#3 Fiction films have seized the Romanesque potential of Black radical figures for a long time now. Malcolm X, Patrice Lumumba, Nelson Mandela and more recently, Nat Turner and Nina Simone’s lives have been the material for biopics. Except for Spike Lee's furious 1992 joint, almost always the figure is sanitized by focusing on the depoliticized periods of their lives, or by the conventional mise-en-scene and filmmaking choices. 2016's Nina is a good example of how mainstream fiction shys away from exploring Black radicality, preferring a focus on personal trivia instead.

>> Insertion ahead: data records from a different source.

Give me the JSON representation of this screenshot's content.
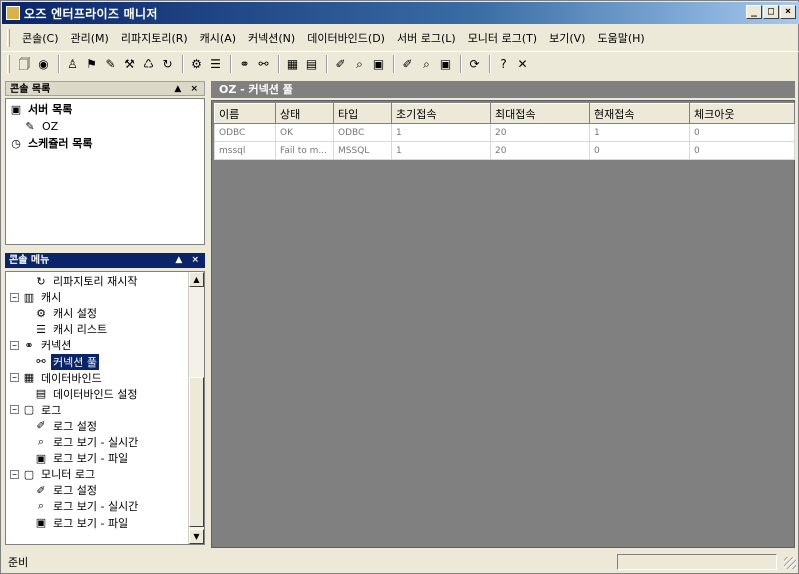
{
  "window": {
    "title": "오즈 엔터프라이즈 매니저",
    "controls": [
      "_",
      "□",
      "×"
    ]
  },
  "menubar": [
    "콘솔(C)",
    "관리(M)",
    "리파지토리(R)",
    "캐시(A)",
    "커넥션(N)",
    "데이터바인드(D)",
    "서버 로그(L)",
    "모니터 로그(T)",
    "보기(V)",
    "도움말(H)"
  ],
  "toolbar": {
    "icons": [
      {
        "name": "connect-icon",
        "glyph": "🗍"
      },
      {
        "name": "disconnect-icon",
        "glyph": "◉"
      },
      "sep",
      {
        "name": "user-icon",
        "glyph": "♙"
      },
      {
        "name": "group-icon",
        "glyph": "⚑"
      },
      {
        "name": "permission-icon",
        "glyph": "✎"
      },
      {
        "name": "tools-icon",
        "glyph": "⚒"
      },
      {
        "name": "repository-icon",
        "glyph": "♺"
      },
      {
        "name": "repository-restart-icon",
        "glyph": "↻"
      },
      "sep",
      {
        "name": "cache-setting-icon",
        "glyph": "⚙"
      },
      {
        "name": "cache-list-icon",
        "glyph": "☰"
      },
      "sep",
      {
        "name": "connection-icon",
        "glyph": "⚭"
      },
      {
        "name": "connection-pool-icon",
        "glyph": "⚯"
      },
      "sep",
      {
        "name": "databind-icon",
        "glyph": "▦"
      },
      {
        "name": "databind-setting-icon",
        "glyph": "▤"
      },
      "sep",
      {
        "name": "log-setting-icon",
        "glyph": "✐"
      },
      {
        "name": "log-realtime-icon",
        "glyph": "⌕"
      },
      {
        "name": "log-file-icon",
        "glyph": "▣"
      },
      "sep",
      {
        "name": "monitor-setting-icon",
        "glyph": "✐"
      },
      {
        "name": "monitor-realtime-icon",
        "glyph": "⌕"
      },
      {
        "name": "monitor-file-icon",
        "glyph": "▣"
      },
      "sep",
      {
        "name": "refresh-icon",
        "glyph": "⟳"
      },
      "sep",
      {
        "name": "help-icon",
        "glyph": "?"
      },
      {
        "name": "close-icon",
        "glyph": "✕"
      }
    ]
  },
  "server_pane": {
    "title": "콘솔 목록",
    "controls": "▲ ×",
    "items": [
      {
        "label": "서버 목록",
        "icon": "server-list-icon",
        "glyph": "▣",
        "bold": true,
        "indent": 0
      },
      {
        "label": "OZ",
        "icon": "server-icon",
        "glyph": "✎",
        "bold": false,
        "indent": 1
      },
      {
        "label": "스케쥴러 목록",
        "icon": "scheduler-list-icon",
        "glyph": "◷",
        "bold": true,
        "indent": 0
      }
    ]
  },
  "menu_pane": {
    "title": "콘솔 메뉴",
    "controls": "▲ ×",
    "items": [
      {
        "label": "리파지토리 재시작",
        "icon": "repository-restart-icon",
        "glyph": "↻",
        "level": 2,
        "expander": ""
      },
      {
        "label": "캐시",
        "icon": "cache-icon",
        "glyph": "▥",
        "level": 0,
        "expander": "−"
      },
      {
        "label": "캐시 설정",
        "icon": "cache-setting-icon",
        "glyph": "⚙",
        "level": 2,
        "expander": ""
      },
      {
        "label": "캐시 리스트",
        "icon": "cache-list-icon",
        "glyph": "☰",
        "level": 2,
        "expander": ""
      },
      {
        "label": "커넥션",
        "icon": "connection-icon",
        "glyph": "⚭",
        "level": 0,
        "expander": "−"
      },
      {
        "label": "커넥션 풀",
        "icon": "connection-pool-icon",
        "glyph": "⚯",
        "level": 2,
        "expander": "",
        "selected": true
      },
      {
        "label": "데이터바인드",
        "icon": "databind-icon",
        "glyph": "▦",
        "level": 0,
        "expander": "−"
      },
      {
        "label": "데이터바인드 설정",
        "icon": "databind-setting-icon",
        "glyph": "▤",
        "level": 2,
        "expander": ""
      },
      {
        "label": "로그",
        "icon": "log-icon",
        "glyph": "▢",
        "level": 0,
        "expander": "−"
      },
      {
        "label": "로그 설정",
        "icon": "log-setting-icon",
        "glyph": "✐",
        "level": 2,
        "expander": ""
      },
      {
        "label": "로그 보기 - 실시간",
        "icon": "log-realtime-icon",
        "glyph": "⌕",
        "level": 2,
        "expander": ""
      },
      {
        "label": "로그 보기 - 파일",
        "icon": "log-file-icon",
        "glyph": "▣",
        "level": 2,
        "expander": ""
      },
      {
        "label": "모니터 로그",
        "icon": "monitor-log-icon",
        "glyph": "▢",
        "level": 0,
        "expander": "−"
      },
      {
        "label": "로그 설정",
        "icon": "monitor-setting-icon",
        "glyph": "✐",
        "level": 2,
        "expander": ""
      },
      {
        "label": "로그 보기 - 실시간",
        "icon": "monitor-realtime-icon",
        "glyph": "⌕",
        "level": 2,
        "expander": ""
      },
      {
        "label": "로그 보기 - 파일",
        "icon": "monitor-file-icon",
        "glyph": "▣",
        "level": 2,
        "expander": ""
      }
    ]
  },
  "content": {
    "title": "OZ - 커넥션 풀",
    "columns": [
      "이름",
      "상태",
      "타입",
      "초기접속",
      "최대접속",
      "현재접속",
      "체크아웃"
    ],
    "rows": [
      [
        "ODBC",
        "OK",
        "ODBC",
        "1",
        "20",
        "1",
        "0"
      ],
      [
        "mssql",
        "Fail to m...",
        "MSSQL",
        "1",
        "20",
        "0",
        "0"
      ]
    ]
  },
  "statusbar": {
    "text": "준비"
  }
}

They fail even more often to tackle the relationship between the radical figure and the community he or she attempts to represent. To film someone like Muhammad Ali wouldn’t just be filming one way of being in the world, but also one way of relating to others. By now we know that Muhammad Ali converted to Islam at the age of 22 and that he fought for Black liberation in the internationalist vein of Malcolm X. In the beginning of Michael Mann’s 2001 biopic Ali, we see Will Smith-as-Muhammad Ali listening to Malcolm X with his back against a wall, as if he doesn't want to be seen. Shortly after, he declares himself as a member of the Nation of Islam and changes his name from Cassius Clay to Muhammad Ali. Michael Mann never tries to capture this shift of consciousness. Many documentaries have approached Ali as the athletic body that he was, but not many have tried to make sense of his spiritual journey.
#4 Michael Mann’s biopic suffers from a certain academic lens. It could be helped by more experimentation with his subject. However, there is one scene in the film worth considerate attention.
Having arrived in Zaïre for his cult match against George Foreman better known as "The Rumble in the Jungle," Ali is seen running. Children follow behind him, chanting “Ali Bomaye, Ali Bomaye!”, meaning “Ali, kill him! Ali, kill him!” in lingala, a Congolese language. We have seen this image before: African children chanting and running towards the camera. Except this time, they are not decorative extras. They create a path, directing Ali towards drawings on the wall that represent our hero, not killing George Foreman but eradicating the war, poverty and maledictions that seem to have stricken Congo since its colonization. This is how a movement in consciousness toward love occurs: by the juxtapositions, repetition and accumulation of specific images, sounds and words coming from the outside world and penetrating the mind.
The metamorphosis that might have occurred within Ali is not something that conventional cinema can represent. A shift in consciousness is something unstable and doesn’t follow any linearity. It’s not easy to conceive and might call for more experimental ways of filming and looking. It is where we can give the man a spiritual depth that has been neglected onscreen.
#5 Radicalization is a loaded word. In France, films on the subject abound. Muhammad Ali, he who was both Black and Muslim, represents a counter-narrative to the one we see on-screen and in the media. Films are interested in radicalization when it precipitates terrorism, blood, death and evil. When it comes to Black radicals in fiction (recent example: the 2014 film Dear White People), writers and filmmakers are often tempted by the caricature.
As if being radical was essentially performative, that it wasn’t something that could be embodied, but a “phase.” But what would the kind of radicalization that leads to love, self-love and community awareness look like? Today, as we still mourn Muhammad Ali’s death, would be a good time to think about it.